By Rex HoggardJuly 21, 2018, 8:06 pm

CARNOUSTIE, Scotland – Following a breakthough season during which he won twice and collected the PGA Tour Rookie of the Year Award, Xander Schauffele concedes his sophomore campaign has been less than stellar, but that could all change on Sunday at The Open.

Schauffele followed a second-round 66 with a 67 on Saturday to take a share of the 9-under-par lead with Jordan Spieth and Kevin Kisner.

Although he hasn’t won in 2018, he did finish runner-up at The Players and tied for sixth at the U.S. Open, two of the year’s toughest tests.

Full-field scores from the 147th Open Championship

Full coverage of the 147th Open Championship

“Growing up, I always hit it well and played well in tough conditions,” Schauffele said. “I wasn't the guy to shoot 61. I was the guy to shoot like 70 when it was playing really hard.”

Sunday’s pairing could make things even more challenging when he’ll head out in the day’s final tee time with Spieth, the defending champion. But being the underdog in a pairing, like he was on Saturday alongside Rory McIlroy, is not a problem.

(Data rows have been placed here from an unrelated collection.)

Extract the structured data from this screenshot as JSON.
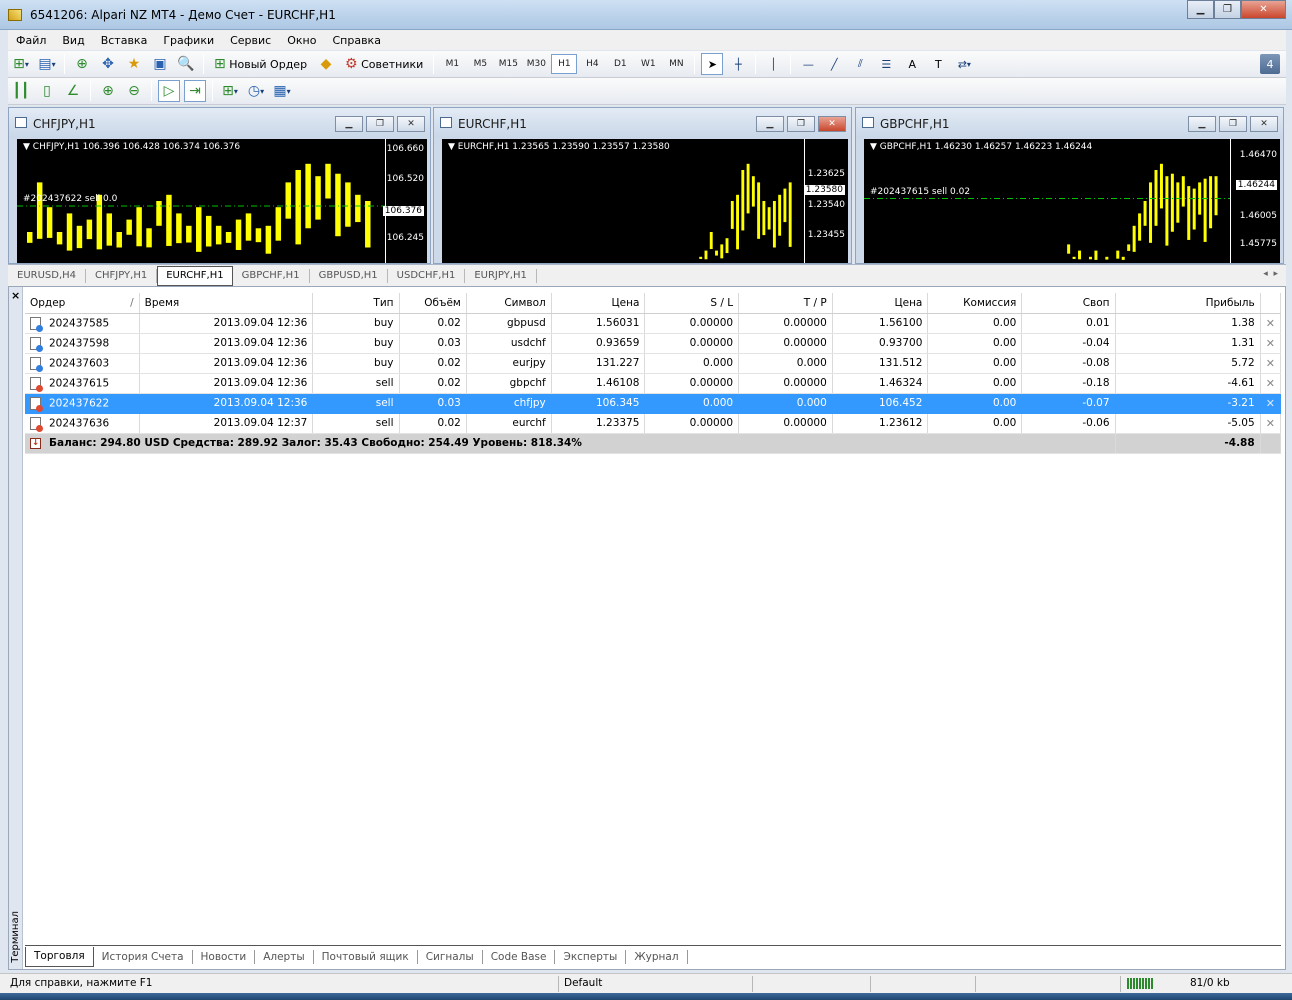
{
  "window": {
    "title": "6541206: Alpari NZ MT4 - Демо Счет - EURCHF,H1"
  },
  "menu": [
    "Файл",
    "Вид",
    "Вставка",
    "Графики",
    "Сервис",
    "Окно",
    "Справка"
  ],
  "toolbar": {
    "new_order": "Новый Ордер",
    "advisors": "Советники",
    "timeframes": [
      "M1",
      "M5",
      "M15",
      "M30",
      "H1",
      "H4",
      "D1",
      "W1",
      "MN"
    ],
    "active_timeframe": "H1",
    "notifications": "4"
  },
  "charts": [
    {
      "title": "CHFJPY,H1",
      "header": "CHFJPY,H1  106.396 106.428 106.374 106.376",
      "prices": [
        "106.660",
        "106.520",
        "106.376",
        "106.245"
      ],
      "current": "106.376",
      "order_label": "#202437622 sell 0.0"
    },
    {
      "title": "EURCHF,H1",
      "header": "EURCHF,H1  1.23565 1.23590 1.23557 1.23580",
      "prices": [
        "1.23625",
        "1.23580",
        "1.23540",
        "1.23455"
      ],
      "current": "1.23580",
      "order_label": ""
    },
    {
      "title": "GBPCHF,H1",
      "header": "GBPCHF,H1  1.46230 1.46257 1.46223 1.46244",
      "prices": [
        "1.46470",
        "1.46244",
        "1.46005",
        "1.45775"
      ],
      "current": "1.46244",
      "order_label": "#202437615 sell 0.02"
    }
  ],
  "chart_tabs": [
    "EURUSD,H4",
    "CHFJPY,H1",
    "EURCHF,H1",
    "GBPCHF,H1",
    "GBPUSD,H1",
    "USDCHF,H1",
    "EURJPY,H1"
  ],
  "active_chart_tab": "EURCHF,H1",
  "terminal": {
    "side_label": "Терминал",
    "columns": [
      "Ордер",
      "/",
      "Время",
      "Тип",
      "Объём",
      "Символ",
      "Цена",
      "S / L",
      "T / P",
      "Цена",
      "Комиссия",
      "Своп",
      "Прибыль"
    ],
    "orders": [
      {
        "id": "202437585",
        "time": "2013.09.04 12:36",
        "type": "buy",
        "volume": "0.02",
        "symbol": "gbpusd",
        "price": "1.56031",
        "sl": "0.00000",
        "tp": "0.00000",
        "cur": "1.56100",
        "commission": "0.00",
        "swap": "0.01",
        "profit": "1.38"
      },
      {
        "id": "202437598",
        "time": "2013.09.04 12:36",
        "type": "buy",
        "volume": "0.03",
        "symbol": "usdchf",
        "price": "0.93659",
        "sl": "0.00000",
        "tp": "0.00000",
        "cur": "0.93700",
        "commission": "0.00",
        "swap": "-0.04",
        "profit": "1.31"
      },
      {
        "id": "202437603",
        "time": "2013.09.04 12:36",
        "type": "buy",
        "volume": "0.02",
        "symbol": "eurjpy",
        "price": "131.227",
        "sl": "0.000",
        "tp": "0.000",
        "cur": "131.512",
        "commission": "0.00",
        "swap": "-0.08",
        "profit": "5.72"
      },
      {
        "id": "202437615",
        "time": "2013.09.04 12:36",
        "type": "sell",
        "volume": "0.02",
        "symbol": "gbpchf",
        "price": "1.46108",
        "sl": "0.00000",
        "tp": "0.00000",
        "cur": "1.46324",
        "commission": "0.00",
        "swap": "-0.18",
        "profit": "-4.61"
      },
      {
        "id": "202437622",
        "time": "2013.09.04 12:36",
        "type": "sell",
        "volume": "0.03",
        "symbol": "chfjpy",
        "price": "106.345",
        "sl": "0.000",
        "tp": "0.000",
        "cur": "106.452",
        "commission": "0.00",
        "swap": "-0.07",
        "profit": "-3.21"
      },
      {
        "id": "202437636",
        "time": "2013.09.04 12:37",
        "type": "sell",
        "volume": "0.02",
        "symbol": "eurchf",
        "price": "1.23375",
        "sl": "0.00000",
        "tp": "0.00000",
        "cur": "1.23612",
        "commission": "0.00",
        "swap": "-0.06",
        "profit": "-5.05"
      }
    ],
    "selected_order": "202437622",
    "summary": "Баланс: 294.80 USD  Средства: 289.92  Залог: 35.43  Свободно: 254.49  Уровень: 818.34%",
    "summary_profit": "-4.88",
    "tabs": [
      "Торговля",
      "История Счета",
      "Новости",
      "Алерты",
      "Почтовый ящик",
      "Сигналы",
      "Code Base",
      "Эксперты",
      "Журнал"
    ],
    "active_tab": "Торговля"
  },
  "statusbar": {
    "help": "Для справки, нажмите F1",
    "profile": "Default",
    "traffic": "81/0 kb"
  }
}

“All the guys I've talked to said, 'Live it up while you can, fly under the radar,'” he said. “Today I played in front of what you call Rory's crowd and guys were just yelling all the time, even while he's trying to putt, and he had to step off a few times. No one was yelling at me while I was putting. So I kind of enjoy just hanging back and relaxing.”